Is it a dream, or is it a social commentary?

I have a dream. Well, I had a dream.

I have a dream. Well, I had a dream. Actually, it was more of a nightmare. I found myself at a trial (the perks of being a law student is that you collect great material for your dream worlds) where I was to be scrutinized by no other than leaked-sex-tape-turned-reality-star-slash-tasteless-designer Kim Kardashian and her ranting Taylor-Swift-hatin’-hip-hop-artist-and-husband-to-be Kanye West.

With Kardashian’s empty gaze and West’s trademark dropped jaw look, they were about to deliver my verdict, when the scene was suddenly cut, and I was transferred to a living room where Kanye was playing with puppies. 

I am prone to nightmares, not the horror film kind of nightmares, but rather those where you are left feeling uncomfortable for the rest of the day. This was an unhealthy concoction of both. 

Why am I so bothered with these celebrities infiltrating my dreams (though I will admit, I was not equally appalled after the terrific picnic with Ewan McGregor)? It’s because browsing through magazines and newspapers, celebrities are simply everywhere and not necessarily by virtue of their artistic talent.

There are breaking newsflashes of them taking a stroll (apparently famous people walk just like the rest of us), on dates at restaurants (apparently famous people eat like the rest of us), at film galas (apparently famous people go to galas… Oh wait.) and with their children, who are named things like North West, Apple, Tu Morrow and Pilot Inspector (apparently famous people hate their children). 

The notion that the modern world is obsessed with celebrity is not new, but it seems it took on a whole new dimension when people started idolising those famous for becoming famous, an era perhaps not introduced but definitely reinforced and settled by another sex tape survivor, Heiress Paris Hilton and Lionel Richie’s daughter, stick insect Nicole Richie. 

And I cannot help but wonder, what is missing from our lives when we feel the need to know every intimate detail about them? Sure, we should allow for some indulgence and a peak at lives of decadence and superficiality – but are we prepared to let Cara’s latest Nike high tops get more attention than disasters that take thousands of lives? 

Norwegian film director and ex-war photographer Eric Poppe not-so-famously said that “the hardest thing wasn’t surviving in Afghanistan or the Congo, but life back home. You’re so filled with adrenaline and then when you get back you’re so furious that no one cares. I remember filming in a village in Eastern Congo as rebels approached, massacring people on their way. On the news that night, it was below a report about Paris Hilton leaving a car with no knickers on.” 

This is not to condemn all celebrity stunts; Miley Cyrus’ VMA performance in fact gave rise to a number of interesting discussions ranging from the emancipation of women, to whether she was endorsing prostitution. We need those debates too. And fundamentally they derived from her actual job and not from her trip to the grocery shop.

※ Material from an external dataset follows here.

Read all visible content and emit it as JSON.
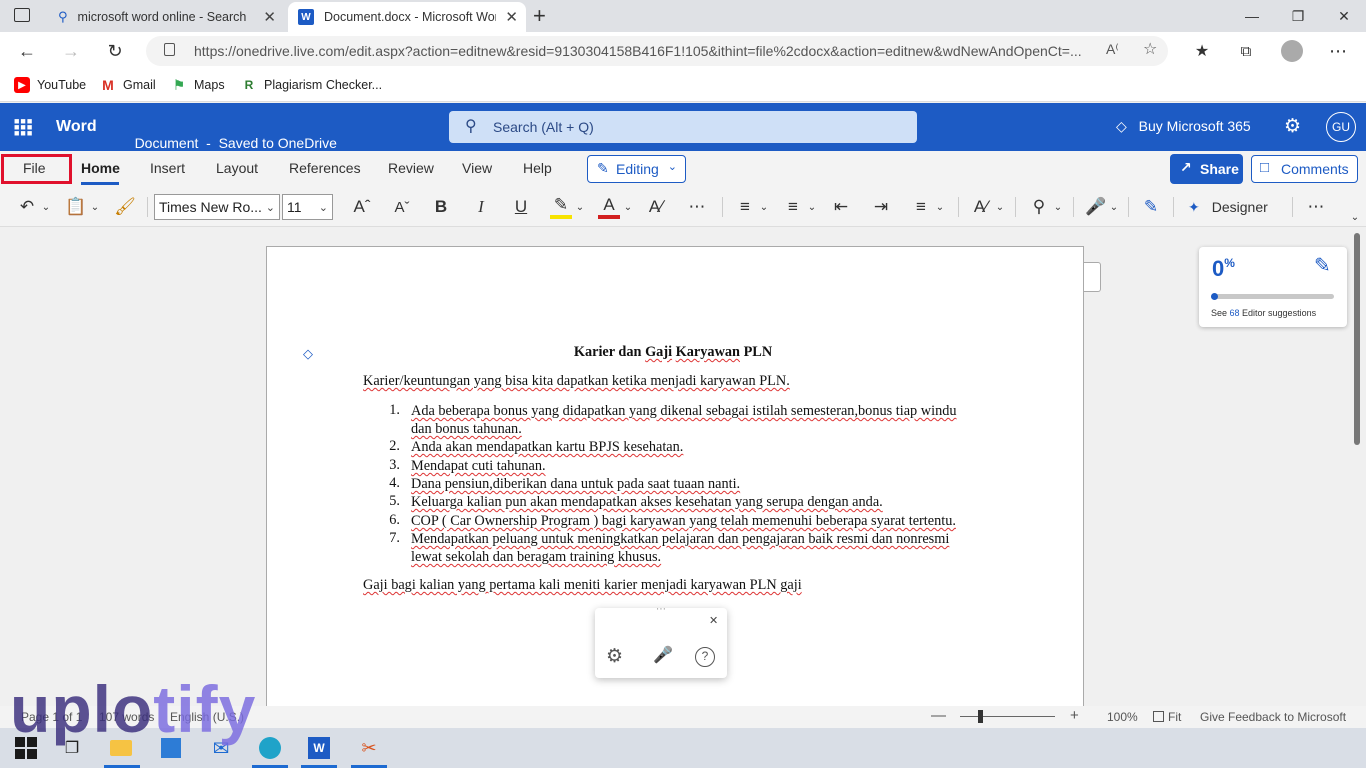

It is time to re-evaluate the news we find important. As consumers we’re in charge of what makes it on the bulletin board and what doesn’t. Closing your eyes to what’s happening around you won’t make it go away – knowledge is power, power means change so let’s change what we know.

What do you think? Have your say in the comments section below.

Image: Josh Jensen